The Libertines – Music When the Lights Go Out
Catfish & the Bottlemen – Sidewinder
Wombats – Greek Tragedy
Red Hot Chili Peppers – Can’t Stop
Catfish & the Bottlemen – Soundcheck
Guilty Pleasure: The 1975 – Chocolate
Second on the bill was ‘Christopher Moody & the Underground Kings’ who describe themselves as ‘Alt. Country’ and ‘Americana’. Fronted by, you guessed it Christopher Moody, the band play a set of originals which are all penned by said frontman. The songs have a distinct Bruce Springsteen vibe to them, which is no surprise seeing as Christopher named ‘The Boss’ as one of his biggest influences. Set-opener ‘Big Star’ begins with a slide guitar, courtesy of Pete Larkin, before settling on a laid-back country rock beat that allowed Moody’s soulful voice to shine. There’s a Cat Stevens quality to his voice; rich in timbre and equally as emotive, which is perfect for these tales of heartbreak and unrequited love. There was a good variety of tempos and paces in their set as ‘405’ featured a freight-train, blues-based shuffle, which was complemented by Western-tinged basslines and complex drum rolls to welcome in the choruses.
Although Moody is the focal point and is the main songwriter, the Underground Kings aren’t merely a backup band as they make their worth heard in the songs. A prominent feature in the sound is the use of organ which provides an added sense of melancholy to these already forlorn offerings.
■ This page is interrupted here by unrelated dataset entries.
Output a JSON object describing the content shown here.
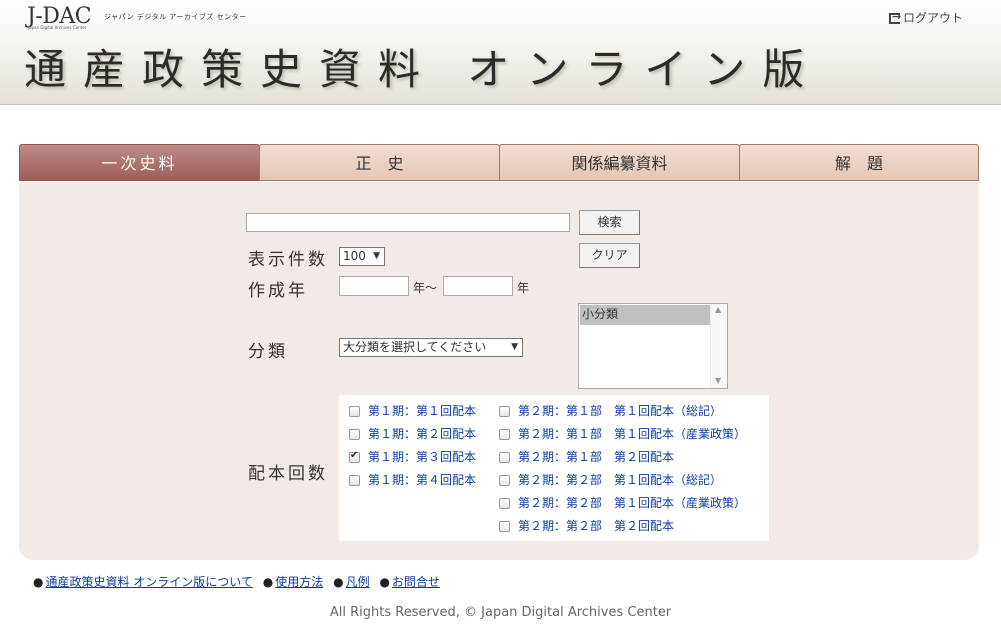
{
  "header": {
    "logo_text": "J-DAC",
    "logo_sub": "Japan Digital Archives Center",
    "logo_jp": "ジャパン デジタル アーカイブズ センター",
    "title": "通産政策史資料 オンライン版",
    "logout_label": "ログアウト",
    "logout_icon": "logout-icon"
  },
  "tabs": [
    {
      "label": "一次史料",
      "active": true
    },
    {
      "label": "正　史",
      "active": false
    },
    {
      "label": "関係編纂資料",
      "active": false
    },
    {
      "label": "解　題",
      "active": false
    }
  ],
  "search": {
    "query_value": "",
    "search_button": "検索",
    "clear_button": "クリア"
  },
  "display_count": {
    "label": "表示件数",
    "value": "100"
  },
  "year": {
    "label": "作成年",
    "from_value": "",
    "to_value": "",
    "from_suffix": "年～",
    "to_suffix": "年"
  },
  "category": {
    "label": "分類",
    "major_select_value": "大分類を選択してください",
    "minor_list": [
      "小分類"
    ]
  },
  "issues": {
    "label": "配本回数",
    "items": [
      {
        "label": "第１期：第１回配本",
        "checked": false
      },
      {
        "label": "第１期：第２回配本",
        "checked": false
      },
      {
        "label": "第１期：第３回配本",
        "checked": true
      },
      {
        "label": "第１期：第４回配本",
        "checked": false
      },
      {
        "label": "第２期：第１部　第１回配本（総記）",
        "checked": false
      },
      {
        "label": "第２期：第１部　第１回配本（産業政策）",
        "checked": false
      },
      {
        "label": "第２期：第１部　第２回配本",
        "checked": false
      },
      {
        "label": "第２期：第２部　第１回配本（総記）",
        "checked": false
      },
      {
        "label": "第２期：第２部　第１回配本（産業政策）",
        "checked": false
      },
      {
        "label": "第２期：第２部　第２回配本",
        "checked": false
      }
    ]
  },
  "footer": {
    "links": [
      "通産政策史資料 オンライン版について",
      "使用方法",
      "凡例",
      "お問合せ"
    ],
    "bullet": "●",
    "copyright": "All Rights Reserved, © Japan Digital Archives Center"
  },
  "colors": {
    "active_tab": "#a56a66",
    "inactive_tab": "#ecd2c3",
    "panel_bg": "#f2eae7",
    "link": "#0b3ca5"
  }
}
No more is this true than in set-closer ‘Lamp Lights’ which features the aforementioned instrument which controls the mood of the song whilst the lead guitar takes a back seat, providing jangly arpeggios rather than a roaring solo. Moody’s set was good and it was clear that he thrives in the live setting, but unlike ‘Viyellas’, The Southbank didn’t seem to suit their Americana sound all too well and the crowd response seemed a little tepid in comparison. I put this down to the difference in style between the bands and was by-no-means down to the quality of their music, which I for one enjoyed.
Chrsitopher’s Song Picks:
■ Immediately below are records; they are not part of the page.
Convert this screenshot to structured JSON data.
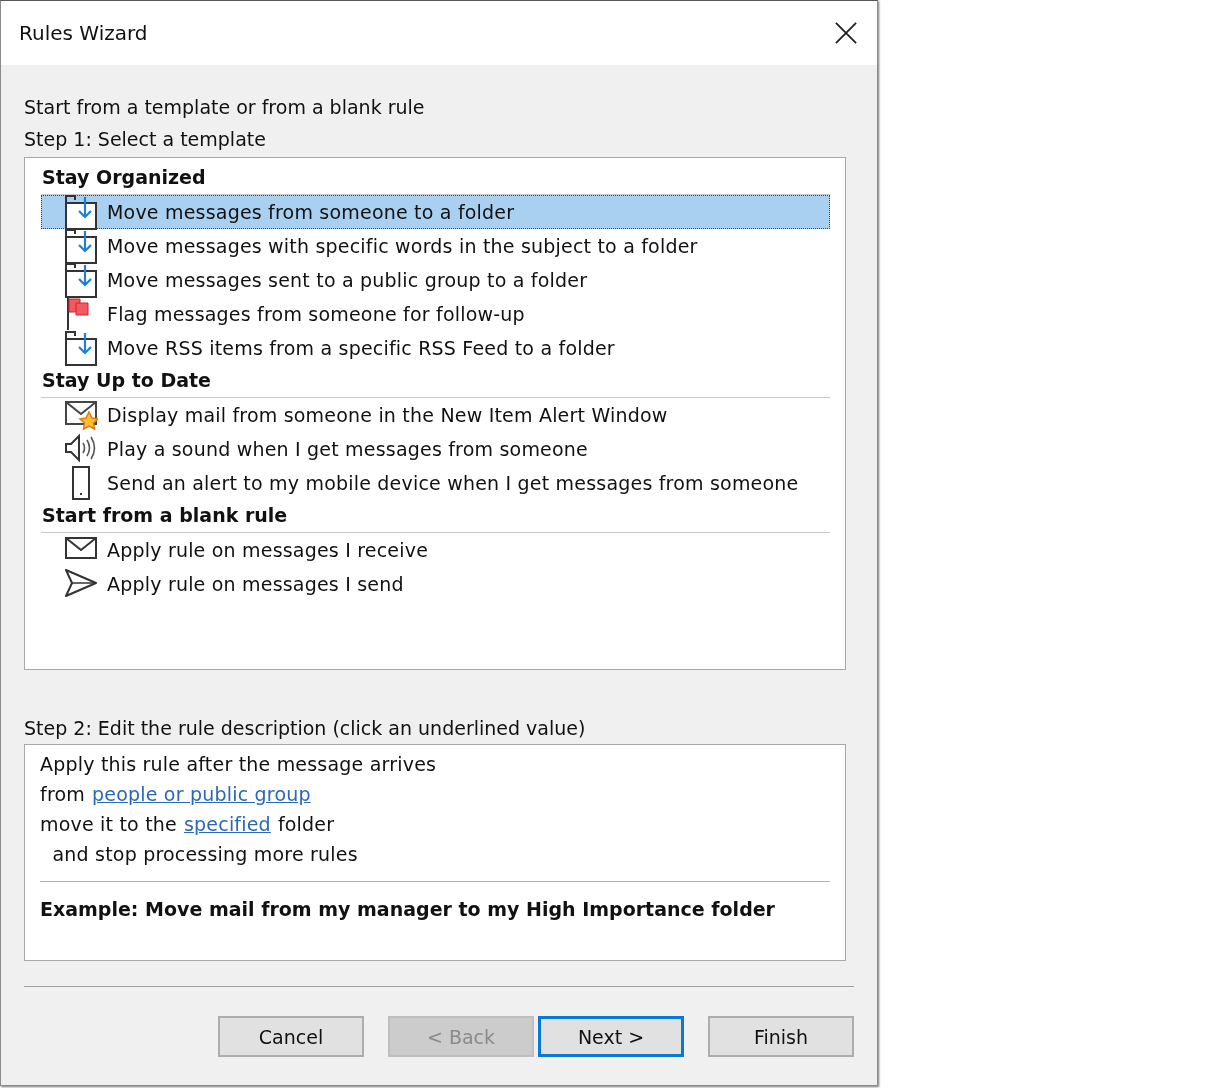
{
  "window": {
    "title": "Rules Wizard"
  },
  "intro": "Start from a template or from a blank rule",
  "step1": "Step 1: Select a template",
  "template_groups": [
    {
      "heading": "Stay Organized",
      "items": [
        {
          "kind": "move",
          "label": "Move messages from someone to a folder",
          "selected": true
        },
        {
          "kind": "move",
          "label": "Move messages with specific words in the subject to a folder",
          "selected": false
        },
        {
          "kind": "move",
          "label": "Move messages sent to a public group to a folder",
          "selected": false
        },
        {
          "kind": "flag",
          "label": "Flag messages from someone for follow-up",
          "selected": false
        },
        {
          "kind": "move",
          "label": "Move RSS items from a specific RSS Feed to a folder",
          "selected": false
        }
      ]
    },
    {
      "heading": "Stay Up to Date",
      "items": [
        {
          "kind": "alert",
          "label": "Display mail from someone in the New Item Alert Window",
          "selected": false
        },
        {
          "kind": "sound",
          "label": "Play a sound when I get messages from someone",
          "selected": false
        },
        {
          "kind": "mobile",
          "label": "Send an alert to my mobile device when I get messages from someone",
          "selected": false
        }
      ]
    },
    {
      "heading": "Start from a blank rule",
      "items": [
        {
          "kind": "receive",
          "label": "Apply rule on messages I receive",
          "selected": false
        },
        {
          "kind": "send",
          "label": "Apply rule on messages I send",
          "selected": false
        }
      ]
    }
  ],
  "step2": "Step 2: Edit the rule description (click an underlined value)",
  "description": {
    "lines": [
      {
        "parts": [
          {
            "text": "Apply this rule after the message arrives",
            "link": false
          }
        ]
      },
      {
        "parts": [
          {
            "text": "from",
            "link": false
          },
          {
            "text": "people or public group",
            "link": true
          }
        ]
      },
      {
        "parts": [
          {
            "text": "move it to the",
            "link": false
          },
          {
            "text": "specified",
            "link": true
          },
          {
            "text": "folder",
            "link": false
          }
        ]
      },
      {
        "parts": [
          {
            "text": "  and stop processing more rules",
            "link": false
          }
        ]
      }
    ],
    "example": "Example: Move mail from my manager to my High Importance folder"
  },
  "buttons": [
    {
      "label": "Cancel",
      "disabled": false,
      "default": false
    },
    {
      "label": "< Back",
      "disabled": true,
      "default": false
    },
    {
      "label": "Next >",
      "disabled": false,
      "default": true
    },
    {
      "label": "Finish",
      "disabled": false,
      "default": false
    }
  ]
}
Counting Crows – Round Here
Tori Amos – China
Amilia Curran – I Am the Night
Bob Dylan – Like a Rolling Stone
Ben Folds Five – Philosophy
Guilty Pleasure: Dr. Dre – The Next Episode
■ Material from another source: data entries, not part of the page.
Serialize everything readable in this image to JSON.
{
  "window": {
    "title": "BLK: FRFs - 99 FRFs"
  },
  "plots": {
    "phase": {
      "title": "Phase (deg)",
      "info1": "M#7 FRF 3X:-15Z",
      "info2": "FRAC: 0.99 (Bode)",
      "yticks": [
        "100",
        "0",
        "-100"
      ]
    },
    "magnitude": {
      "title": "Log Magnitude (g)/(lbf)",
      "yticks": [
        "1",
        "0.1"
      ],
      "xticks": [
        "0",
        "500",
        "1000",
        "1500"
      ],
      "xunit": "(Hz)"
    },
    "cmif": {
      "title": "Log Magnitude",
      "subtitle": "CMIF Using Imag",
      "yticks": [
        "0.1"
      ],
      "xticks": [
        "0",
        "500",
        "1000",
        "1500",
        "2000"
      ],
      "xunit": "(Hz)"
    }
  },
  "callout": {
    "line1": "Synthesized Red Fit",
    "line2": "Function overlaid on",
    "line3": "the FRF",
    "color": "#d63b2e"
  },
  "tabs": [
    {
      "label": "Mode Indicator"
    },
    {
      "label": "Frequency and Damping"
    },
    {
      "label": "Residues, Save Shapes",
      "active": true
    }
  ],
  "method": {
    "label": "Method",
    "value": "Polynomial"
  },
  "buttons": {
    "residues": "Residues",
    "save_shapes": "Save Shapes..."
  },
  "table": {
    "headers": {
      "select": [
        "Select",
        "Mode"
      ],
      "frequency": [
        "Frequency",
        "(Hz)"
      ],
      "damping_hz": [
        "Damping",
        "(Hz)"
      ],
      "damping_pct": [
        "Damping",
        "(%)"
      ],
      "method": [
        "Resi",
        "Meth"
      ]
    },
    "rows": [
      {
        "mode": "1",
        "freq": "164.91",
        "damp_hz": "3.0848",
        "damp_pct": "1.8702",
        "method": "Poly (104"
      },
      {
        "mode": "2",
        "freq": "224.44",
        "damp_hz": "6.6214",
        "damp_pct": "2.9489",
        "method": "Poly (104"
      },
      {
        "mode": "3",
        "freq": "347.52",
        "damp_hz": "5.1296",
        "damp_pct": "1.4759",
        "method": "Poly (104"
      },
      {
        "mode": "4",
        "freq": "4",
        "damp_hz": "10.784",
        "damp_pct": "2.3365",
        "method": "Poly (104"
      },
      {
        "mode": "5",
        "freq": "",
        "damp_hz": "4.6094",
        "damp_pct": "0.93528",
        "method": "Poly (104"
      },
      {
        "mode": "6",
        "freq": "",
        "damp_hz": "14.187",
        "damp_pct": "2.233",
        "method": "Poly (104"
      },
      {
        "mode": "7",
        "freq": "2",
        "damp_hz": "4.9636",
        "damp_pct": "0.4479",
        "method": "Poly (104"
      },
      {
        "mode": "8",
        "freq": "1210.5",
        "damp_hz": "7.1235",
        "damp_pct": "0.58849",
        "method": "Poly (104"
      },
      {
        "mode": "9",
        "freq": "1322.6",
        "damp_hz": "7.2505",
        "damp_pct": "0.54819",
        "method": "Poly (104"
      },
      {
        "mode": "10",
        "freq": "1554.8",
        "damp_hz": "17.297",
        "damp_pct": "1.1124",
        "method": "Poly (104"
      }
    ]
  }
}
Last up at ‘Nightfish’ were the appropriately named ‘Knives’, given their raucous set of punk-edged rock ‘n’ roll. Front-man Craig Weir looked the part with his shaven, pink hair conjuring up an image of young Johnny Rotten, as did bassist Lee whose mohawk reached some serious heights. They name ‘Therapy’ and ‘The Jam’ as some of their many influences, and the latter can be heard in ‘What You See Is What You Get’ which features a punchy rhythm guitar part and a focus on the bass in the verses. ‘Knives’ had a variety of tricks up their sleeves in the form of harmonised guitar parts and the use of cowbell being used sparingly. One could hear shouts for ‘More Cowbell!’ and a request for ‘Don’t Fear the Reaper’ from the crowd…or maybe I just imagined that. Bassist Lee said their creative process works by one member bringing in a simple idea before being developed into a full band jam, which is apparent given how well in-sync they are with one another. ‘Going Nowhere’ featured clean vocal harmonies between Craig and Lee, which worked well for the apathetic lyrics on the ‘Green Day’ punk vibes of the song.
A cover of Elvis Costello’s ‘Pump It Up’ worked well and was given a breath of fresh air, with the band cranking up their amplifiers to 11 (almost literally). Their songs were loud (and I mean loud) but, in my humble opinion, would say that this detracted from their sound as it became one big cacophonous blur. The crowd for the most part seemed to enjoy it though, with the band bringing down a loyal and established fan base. They were the best received act of the night and garnered the biggest crowd interaction. A fitting end to ‘Nightfish’ indeed.
Lee’s Song Picks:
Therapy – Screamager
3 Colours Red – 60 Mile Smile
The Jam – Down in the Tube-station at Midnight
Everly Brothers – All I Have to Do is Dream
The Wild Hearts – Vanilla Radio
Guilty Pleasure: ABBA – Money, Money, Money
‘Nightfish’ is a monthly event held by ‘I’m Not From London’. If this article has piqued your interest, then head over to our Facebook page to find out about future events that we’re holding.
By Oliver Cobbin